Dataset excerpts =

BEGIN

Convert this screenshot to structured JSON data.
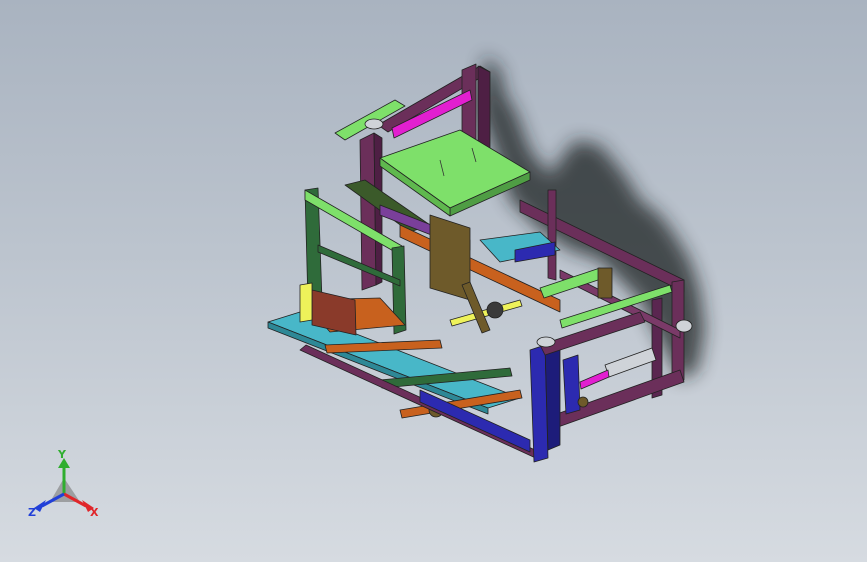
{
  "triad": {
    "x_label": "X",
    "y_label": "Y",
    "z_label": "Z",
    "colors": {
      "x": "#e0262a",
      "y": "#2fae2f",
      "z": "#2140d8"
    }
  },
  "model": {
    "part_colors": {
      "frame": "#6b2f5a",
      "plate_green": "#7ee06a",
      "magenta_bar": "#e21fd0",
      "blue_frame": "#2c2ab0",
      "orange_rail": "#c8611e",
      "yellow_bar": "#eef25a",
      "cyan_tray": "#48b7c8",
      "dark_green": "#2f6b3a",
      "purple_wall": "#7a3f9a",
      "olive_panel": "#6e5a2a"
    }
  }
}
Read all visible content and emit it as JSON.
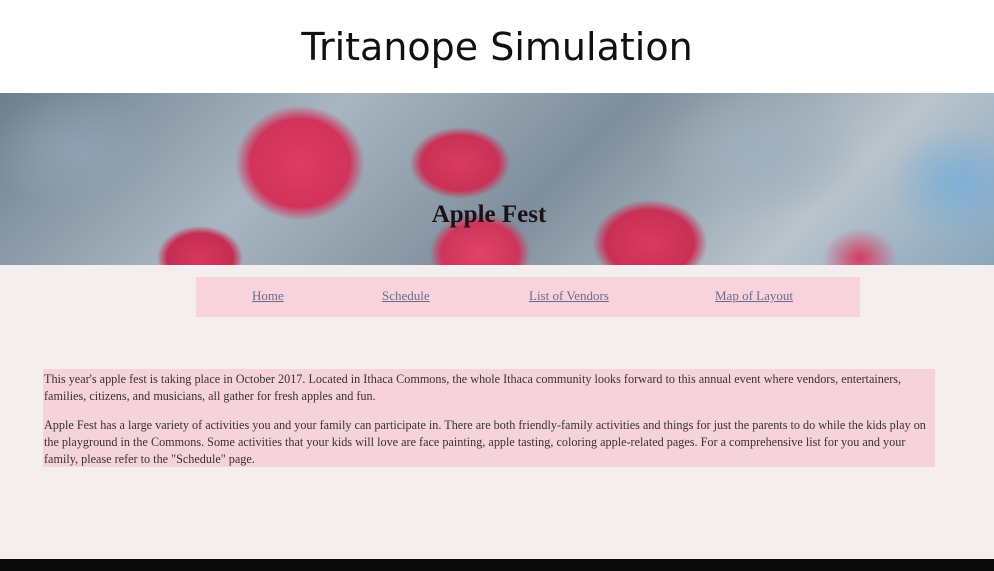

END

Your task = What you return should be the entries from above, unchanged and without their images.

Response below =
Convert this screenshot to structured JSON data.
{
  "triad": {
    "x_label": "X",
    "y_label": "Y",
    "z_label": "Z",
    "colors": {
      "x": "#e0262a",
      "y": "#2fae2f",
      "z": "#2140d8"
    }
  },
  "model": {
    "part_colors": {
      "frame": "#6b2f5a",
      "plate_green": "#7ee06a",
      "magenta_bar": "#e21fd0",
      "blue_frame": "#2c2ab0",
      "orange_rail": "#c8611e",
      "yellow_bar": "#eef25a",
      "cyan_tray": "#48b7c8",
      "dark_green": "#2f6b3a",
      "purple_wall": "#7a3f9a",
      "olive_panel": "#6e5a2a"
    }
  }
}
Read all visible content and emit it as JSON.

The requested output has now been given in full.